in my view, there is no strong empirical evidence to support the idea that linearly or exponentially weighted moving averages provide a substantive and consistent improvement over simple moving averages. Sometimes weighted moving averages will do better; sometimes simple moving averages will do better.
The question of which method will yield better results will be entirely dependent on the markets and time periods selected, with no reason to assume that past relative superiority will be indicative of the probable future pattern. in short, experimentation with diff erent weighted moving averages probably does not represent a particularly fruitful path for trying to improve the simple moving average system.
Generally speaking, the crossover moving average system is far superior to the simple moving average. (However, it should be noted that by including some of the trend-following-system modifi cations discussed in a later section, even the simple moving average system can provide the core for a viable trading approach.) The weaknesses of the crossover moving average system and possible improvements are discussed later.
The basic concept underlying breakout systems is very simple: the ability of a market to move to a new high or low indicates the potential for a continued trend in the direction of the breakout.

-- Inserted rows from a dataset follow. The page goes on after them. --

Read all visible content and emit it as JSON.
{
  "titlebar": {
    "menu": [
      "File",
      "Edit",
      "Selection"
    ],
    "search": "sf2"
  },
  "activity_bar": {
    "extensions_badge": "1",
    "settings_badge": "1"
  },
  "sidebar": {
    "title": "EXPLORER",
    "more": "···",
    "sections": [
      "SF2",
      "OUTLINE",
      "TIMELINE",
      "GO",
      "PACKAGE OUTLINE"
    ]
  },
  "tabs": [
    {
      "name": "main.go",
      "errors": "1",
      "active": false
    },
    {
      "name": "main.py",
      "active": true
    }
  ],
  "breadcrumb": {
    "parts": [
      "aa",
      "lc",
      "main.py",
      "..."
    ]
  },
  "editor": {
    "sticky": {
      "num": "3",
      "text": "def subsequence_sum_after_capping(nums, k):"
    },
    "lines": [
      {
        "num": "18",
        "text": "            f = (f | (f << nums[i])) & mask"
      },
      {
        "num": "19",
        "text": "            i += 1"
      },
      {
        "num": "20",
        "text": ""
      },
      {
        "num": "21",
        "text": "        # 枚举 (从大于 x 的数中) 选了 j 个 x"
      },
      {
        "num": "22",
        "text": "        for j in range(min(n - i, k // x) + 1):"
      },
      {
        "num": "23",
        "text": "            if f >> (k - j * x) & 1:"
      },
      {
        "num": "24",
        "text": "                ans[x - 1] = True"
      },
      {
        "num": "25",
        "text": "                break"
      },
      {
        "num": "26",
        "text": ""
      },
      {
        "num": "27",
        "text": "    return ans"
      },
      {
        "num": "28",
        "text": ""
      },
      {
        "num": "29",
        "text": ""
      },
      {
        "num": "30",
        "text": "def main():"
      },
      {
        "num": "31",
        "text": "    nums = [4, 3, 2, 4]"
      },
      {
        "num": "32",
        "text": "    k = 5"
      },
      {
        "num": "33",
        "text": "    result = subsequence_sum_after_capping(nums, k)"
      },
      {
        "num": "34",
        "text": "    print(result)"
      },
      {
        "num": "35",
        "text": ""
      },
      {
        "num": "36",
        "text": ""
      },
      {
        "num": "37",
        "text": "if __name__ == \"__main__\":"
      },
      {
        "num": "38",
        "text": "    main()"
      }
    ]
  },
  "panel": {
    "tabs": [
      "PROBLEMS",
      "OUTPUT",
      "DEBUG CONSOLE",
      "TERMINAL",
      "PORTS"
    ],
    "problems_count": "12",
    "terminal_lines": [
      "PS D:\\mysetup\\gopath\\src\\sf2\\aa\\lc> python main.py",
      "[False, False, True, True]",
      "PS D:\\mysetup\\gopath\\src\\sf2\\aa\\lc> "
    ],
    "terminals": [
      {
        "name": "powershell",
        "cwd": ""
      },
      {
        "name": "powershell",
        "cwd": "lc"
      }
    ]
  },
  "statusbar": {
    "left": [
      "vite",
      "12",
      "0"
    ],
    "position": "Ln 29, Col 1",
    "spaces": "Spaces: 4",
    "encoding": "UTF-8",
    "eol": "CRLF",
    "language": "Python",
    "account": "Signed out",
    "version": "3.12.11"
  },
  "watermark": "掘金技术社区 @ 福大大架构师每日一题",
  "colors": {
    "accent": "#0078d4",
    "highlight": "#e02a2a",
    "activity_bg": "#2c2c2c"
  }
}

The following set of rules provides an example of a simple breakout system:
- Cover short and go long if today’s close exceeds the prior N -day high.
- Cover long and go short if today’s close is below the prior N -day low. The value chosen for N will defi ne the sensitivity of the system. if a short-duration period is used for comparison to the current price (e.g., N = 7), the system will indicate trend reversals fairly quickly, but will also generate many false signals. in contrast, the choice of a longer duration period (e.g., N = 40) will reduce false signals, but at the cost of slower entry.
The following three observations are also valid as generalizations describing the trade-off s between fast and slow breakout systems:
1. A fast system will provide an earlier signal of a major trend transition
- A fast system will generate far more false signals.
- The loss per trade in the slower system will be greater than the loss for the corresponding trade in the faster system. In some cases, a fast system might even realize a small profit on a minor trend that results in a loss in a slower system. For example, the N = 40 system’s August buy signal that was liquidated in November resulted in a net loss of approximately $2.54 (excluding commissions). The corresponding buy signal for the N = 7 version—triggered in July and exited in September—resulted in a net gain of around $2.46.
As indicated by the preceding illustration, fast and slow systems will each work better under different circumstances. In the case of the chosen illustration, on balance, the slow system was much more successful. Of course, one could just as easily have chosen an example in which the reverse observation was true. However, empirical evidence suggests that, in most markets, slower systems tend to work better. In any case, the choice between a fast and a slow system must be based on upto-date empirical testing.
The previous example of a breakout system was based on the current day’s close and prior period’s high and low. It should be noted that these choices were arbitrary. Other alternative combinations might include current day’s high or low versus prior period’s high or low; current day’s close versus prior period’s high close or low close; and current day’s high or low versus prior period’s high close or low close. Although the choice of the condition that defines a breakout will affect the results, the differences between the variations just given (for the same value of N) will be largely random and not overwhelming. Thus, while each of these definitions might be tested, it probably makes more sense to focus research efforts on more meaningful modifications of the basic system. The pitfalls of breakout-type systems are basically the same as those of moving average systems and are detailed in the following section.